A 1950s Abstract Expressionist painting by Philip Guston, Nile (1958), will go under the hammer at Sotheby’s New York next month with an estimate of between $20m and $30m, the highest ever for a work by the artist at auction.
The work, consigned to the auction house’s Modern evening auction on 17 May, comes from the collection of the Dallas-based couple Peter and Edith O’Donnell. All sale proceeds will go towards the O’Donnell philanthropic foundation, which supports science and arts initiatives. Two of the artist’s later figurative works are also due to go on the block at Sotheby’s contemporary evening auction 19 May in New York: Remorse (1969), which has an estimate of $5m to $7m, and Studio Celebration (1978). The artist's auction record stands at $25.9m for the sale of To Fellini (1958) at Christie's New York in 2013.
“It was during his period with his peers of the New York School that Guston developed his signature technique and style that is epitomised by Nile…. Working so close that he lost all sense of space and depth, sometimes close enough for paint splatters to get in his eyes, Guston forged a new type of painterly intensity, reaching its apex in Nile,” says a Sotheby’s statement. Nile goes on view in Sotheby’s London galleries from 8 to 13 April, followed by Hong Kong from 24-27 April, before returning to New York (6-17 May).
The sale coincides with a renewed scrutiny of Guston’s art historical legacy as the controversial exhibition Philip Guston Now opens at the Museum of Fine Arts, Boston next month (1 May-11 September). It was postponed in late 2020 by the directors of the four museums behind the show—Tate; National Gallery of Art, Washington DC; Museum of Fine Arts, Boston; and the Museum of Fine Arts, Houston—who in a joint statement cited “the racial justice movement that started in the US [following the death of George Floyd]… in addition to challenges of a global health crisis” as reasons behind the decision.
Though it was not referred to explicitly in the statement, it seems that Guston’s paintings and drawings featuring hooded figures evoking the Ku Klux Klan (KKK) were the issue. A wave of condemnation followed from art world figures, but Kaywin Feldman, director of the National Gallery of Art, Washington DC, said that “it just felt like this was a tough time in America to do this exhibition, particularly at this moment”.

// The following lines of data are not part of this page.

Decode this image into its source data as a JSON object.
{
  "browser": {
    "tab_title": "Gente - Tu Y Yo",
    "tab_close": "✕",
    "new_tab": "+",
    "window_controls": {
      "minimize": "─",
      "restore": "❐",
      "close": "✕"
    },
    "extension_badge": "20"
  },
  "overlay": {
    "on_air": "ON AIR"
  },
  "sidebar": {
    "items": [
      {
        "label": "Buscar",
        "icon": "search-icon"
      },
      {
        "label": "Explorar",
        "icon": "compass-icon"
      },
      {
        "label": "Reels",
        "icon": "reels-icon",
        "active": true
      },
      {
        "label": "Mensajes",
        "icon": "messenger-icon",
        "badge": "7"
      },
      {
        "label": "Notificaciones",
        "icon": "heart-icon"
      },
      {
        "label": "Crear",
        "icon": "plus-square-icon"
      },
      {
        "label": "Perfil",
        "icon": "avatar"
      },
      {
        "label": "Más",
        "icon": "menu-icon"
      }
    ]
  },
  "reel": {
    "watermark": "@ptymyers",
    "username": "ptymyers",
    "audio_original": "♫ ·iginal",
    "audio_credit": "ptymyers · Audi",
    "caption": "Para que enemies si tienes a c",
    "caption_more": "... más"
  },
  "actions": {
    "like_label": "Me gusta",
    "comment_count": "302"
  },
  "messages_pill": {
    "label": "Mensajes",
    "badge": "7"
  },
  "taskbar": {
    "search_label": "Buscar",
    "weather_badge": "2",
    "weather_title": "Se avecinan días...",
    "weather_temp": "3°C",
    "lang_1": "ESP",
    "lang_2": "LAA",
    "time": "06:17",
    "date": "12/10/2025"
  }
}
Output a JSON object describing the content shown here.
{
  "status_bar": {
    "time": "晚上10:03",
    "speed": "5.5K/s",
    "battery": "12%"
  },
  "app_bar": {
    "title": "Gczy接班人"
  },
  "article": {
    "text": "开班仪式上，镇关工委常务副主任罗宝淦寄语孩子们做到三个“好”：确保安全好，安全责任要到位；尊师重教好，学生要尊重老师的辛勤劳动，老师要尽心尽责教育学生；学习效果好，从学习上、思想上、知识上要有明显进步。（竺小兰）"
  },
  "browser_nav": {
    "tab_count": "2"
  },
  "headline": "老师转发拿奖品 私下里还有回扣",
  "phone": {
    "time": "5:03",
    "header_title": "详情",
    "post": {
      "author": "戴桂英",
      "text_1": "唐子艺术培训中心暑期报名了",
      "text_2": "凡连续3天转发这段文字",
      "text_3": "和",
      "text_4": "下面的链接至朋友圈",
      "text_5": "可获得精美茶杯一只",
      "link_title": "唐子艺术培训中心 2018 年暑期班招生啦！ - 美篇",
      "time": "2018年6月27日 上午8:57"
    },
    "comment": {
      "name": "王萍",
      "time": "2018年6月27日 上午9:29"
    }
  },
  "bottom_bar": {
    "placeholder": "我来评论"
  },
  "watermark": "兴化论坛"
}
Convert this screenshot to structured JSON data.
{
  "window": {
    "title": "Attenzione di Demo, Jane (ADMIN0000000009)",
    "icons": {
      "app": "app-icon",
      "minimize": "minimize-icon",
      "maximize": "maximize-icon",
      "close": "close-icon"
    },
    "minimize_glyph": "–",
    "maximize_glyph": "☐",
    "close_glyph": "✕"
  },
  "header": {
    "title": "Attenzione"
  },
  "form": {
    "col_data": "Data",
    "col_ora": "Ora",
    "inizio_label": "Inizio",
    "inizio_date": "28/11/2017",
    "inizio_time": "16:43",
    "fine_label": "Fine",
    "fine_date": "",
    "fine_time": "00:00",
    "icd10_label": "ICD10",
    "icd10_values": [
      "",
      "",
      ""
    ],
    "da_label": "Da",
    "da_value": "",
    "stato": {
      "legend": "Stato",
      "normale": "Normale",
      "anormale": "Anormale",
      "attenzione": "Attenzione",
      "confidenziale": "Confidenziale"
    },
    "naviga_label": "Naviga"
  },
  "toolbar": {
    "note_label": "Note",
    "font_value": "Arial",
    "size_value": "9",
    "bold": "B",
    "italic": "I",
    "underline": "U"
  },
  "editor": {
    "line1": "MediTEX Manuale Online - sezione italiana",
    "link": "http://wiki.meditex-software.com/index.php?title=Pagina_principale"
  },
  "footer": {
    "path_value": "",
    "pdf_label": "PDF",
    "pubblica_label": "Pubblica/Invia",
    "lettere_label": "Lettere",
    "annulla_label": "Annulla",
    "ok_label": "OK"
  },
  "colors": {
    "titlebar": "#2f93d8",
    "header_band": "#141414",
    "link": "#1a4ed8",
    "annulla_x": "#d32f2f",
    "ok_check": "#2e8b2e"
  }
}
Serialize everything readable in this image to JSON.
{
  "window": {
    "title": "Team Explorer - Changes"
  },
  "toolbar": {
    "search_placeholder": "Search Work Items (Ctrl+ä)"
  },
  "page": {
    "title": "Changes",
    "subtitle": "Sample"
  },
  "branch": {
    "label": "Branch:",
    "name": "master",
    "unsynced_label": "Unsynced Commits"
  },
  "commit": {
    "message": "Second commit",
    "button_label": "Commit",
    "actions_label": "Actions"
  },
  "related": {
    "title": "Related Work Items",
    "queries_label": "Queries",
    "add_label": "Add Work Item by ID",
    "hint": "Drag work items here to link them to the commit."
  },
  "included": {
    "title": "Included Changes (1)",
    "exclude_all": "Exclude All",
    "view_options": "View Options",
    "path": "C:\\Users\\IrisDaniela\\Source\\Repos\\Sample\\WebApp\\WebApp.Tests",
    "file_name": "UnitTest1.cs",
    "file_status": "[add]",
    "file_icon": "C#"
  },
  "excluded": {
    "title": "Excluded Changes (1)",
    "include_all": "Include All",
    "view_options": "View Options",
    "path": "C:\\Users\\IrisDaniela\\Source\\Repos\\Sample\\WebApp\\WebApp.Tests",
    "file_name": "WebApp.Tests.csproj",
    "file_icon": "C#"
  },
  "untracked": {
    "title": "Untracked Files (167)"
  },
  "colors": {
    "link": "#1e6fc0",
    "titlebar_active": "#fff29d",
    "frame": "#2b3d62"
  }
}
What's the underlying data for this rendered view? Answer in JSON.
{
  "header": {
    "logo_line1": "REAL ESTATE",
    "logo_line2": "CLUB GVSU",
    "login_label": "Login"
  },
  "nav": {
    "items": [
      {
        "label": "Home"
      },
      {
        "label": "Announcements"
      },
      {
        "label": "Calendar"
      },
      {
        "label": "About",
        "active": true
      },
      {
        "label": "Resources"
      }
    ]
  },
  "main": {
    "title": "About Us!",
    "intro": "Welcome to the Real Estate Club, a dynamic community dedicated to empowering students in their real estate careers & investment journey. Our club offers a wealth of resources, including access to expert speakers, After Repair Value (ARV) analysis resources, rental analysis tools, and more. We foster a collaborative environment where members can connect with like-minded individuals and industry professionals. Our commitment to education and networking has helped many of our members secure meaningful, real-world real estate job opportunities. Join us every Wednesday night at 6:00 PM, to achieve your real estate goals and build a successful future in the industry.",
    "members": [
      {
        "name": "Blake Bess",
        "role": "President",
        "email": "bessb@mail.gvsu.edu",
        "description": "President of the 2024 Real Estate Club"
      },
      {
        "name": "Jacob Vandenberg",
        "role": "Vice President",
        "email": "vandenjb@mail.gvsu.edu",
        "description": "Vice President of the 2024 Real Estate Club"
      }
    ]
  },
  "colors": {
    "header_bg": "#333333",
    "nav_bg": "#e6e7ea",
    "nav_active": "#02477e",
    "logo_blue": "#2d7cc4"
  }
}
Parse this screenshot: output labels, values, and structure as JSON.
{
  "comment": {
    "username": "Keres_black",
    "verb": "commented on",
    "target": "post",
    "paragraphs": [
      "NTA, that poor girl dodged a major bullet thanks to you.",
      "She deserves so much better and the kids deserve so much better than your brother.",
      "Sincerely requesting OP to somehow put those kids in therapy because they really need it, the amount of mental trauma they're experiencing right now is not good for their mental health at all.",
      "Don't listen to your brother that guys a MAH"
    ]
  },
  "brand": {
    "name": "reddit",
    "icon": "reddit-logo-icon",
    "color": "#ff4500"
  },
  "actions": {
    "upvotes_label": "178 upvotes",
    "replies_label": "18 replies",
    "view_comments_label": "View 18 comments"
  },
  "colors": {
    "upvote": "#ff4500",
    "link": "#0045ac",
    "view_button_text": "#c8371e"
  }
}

Last November, Ominous Land (1972), featuring a hooded figure, achieved $9.4m (with fees) at Sotheby’s in New York against a $6m-$8m estimate, making it the artist’s most expensive picture to incorporate a KKK motif to be sold publicly. It was consigned by the estate of the Philadelphia collectors Gabriele and Robert Lee who purchased the work directly from David McKee Gallery in 1974. Having made a name as a key member of the Abstract Expressionism movement, Guston confounded critics with a return to figuration in 1968.